THE PROBLEM:
In the material below, find every line containing "Vessels" and copy that line.

(SOURCE INFORMATION begins)

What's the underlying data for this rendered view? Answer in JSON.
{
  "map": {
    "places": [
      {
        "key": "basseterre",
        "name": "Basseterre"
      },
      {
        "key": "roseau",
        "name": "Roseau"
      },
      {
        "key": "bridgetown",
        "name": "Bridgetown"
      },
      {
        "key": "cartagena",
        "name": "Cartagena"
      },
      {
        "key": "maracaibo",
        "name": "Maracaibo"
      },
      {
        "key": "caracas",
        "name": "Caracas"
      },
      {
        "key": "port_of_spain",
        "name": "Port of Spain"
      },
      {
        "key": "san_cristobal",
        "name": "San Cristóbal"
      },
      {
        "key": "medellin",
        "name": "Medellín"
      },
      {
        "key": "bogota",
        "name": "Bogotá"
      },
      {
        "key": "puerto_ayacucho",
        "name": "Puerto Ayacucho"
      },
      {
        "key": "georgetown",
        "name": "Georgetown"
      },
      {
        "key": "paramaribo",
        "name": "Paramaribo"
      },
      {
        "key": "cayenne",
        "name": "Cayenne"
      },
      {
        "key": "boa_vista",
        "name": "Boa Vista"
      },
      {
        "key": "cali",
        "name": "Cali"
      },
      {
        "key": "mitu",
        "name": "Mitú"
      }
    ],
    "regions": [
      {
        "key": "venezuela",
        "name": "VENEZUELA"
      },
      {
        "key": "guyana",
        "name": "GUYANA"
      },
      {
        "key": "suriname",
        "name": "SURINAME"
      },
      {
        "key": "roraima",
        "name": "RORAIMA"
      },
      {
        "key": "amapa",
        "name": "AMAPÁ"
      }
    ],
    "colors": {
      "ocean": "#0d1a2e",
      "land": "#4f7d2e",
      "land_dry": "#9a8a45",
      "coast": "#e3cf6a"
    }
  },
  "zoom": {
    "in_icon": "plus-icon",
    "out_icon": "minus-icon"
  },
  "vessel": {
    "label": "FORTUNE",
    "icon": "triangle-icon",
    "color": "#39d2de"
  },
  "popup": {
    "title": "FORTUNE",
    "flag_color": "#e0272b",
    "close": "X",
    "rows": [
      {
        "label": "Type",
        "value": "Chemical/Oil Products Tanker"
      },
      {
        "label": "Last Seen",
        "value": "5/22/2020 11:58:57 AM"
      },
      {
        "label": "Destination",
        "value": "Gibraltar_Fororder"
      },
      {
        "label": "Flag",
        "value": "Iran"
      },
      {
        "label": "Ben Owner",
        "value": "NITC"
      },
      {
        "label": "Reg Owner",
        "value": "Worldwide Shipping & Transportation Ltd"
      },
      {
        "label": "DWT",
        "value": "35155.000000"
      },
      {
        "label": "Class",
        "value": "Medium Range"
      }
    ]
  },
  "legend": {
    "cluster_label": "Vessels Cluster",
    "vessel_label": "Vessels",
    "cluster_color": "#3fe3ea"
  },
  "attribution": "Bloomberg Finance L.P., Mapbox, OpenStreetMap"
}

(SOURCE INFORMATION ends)

RESPONSE:
    "cluster_label": "Vessels Cluster",
    "vessel_label": "Vessels",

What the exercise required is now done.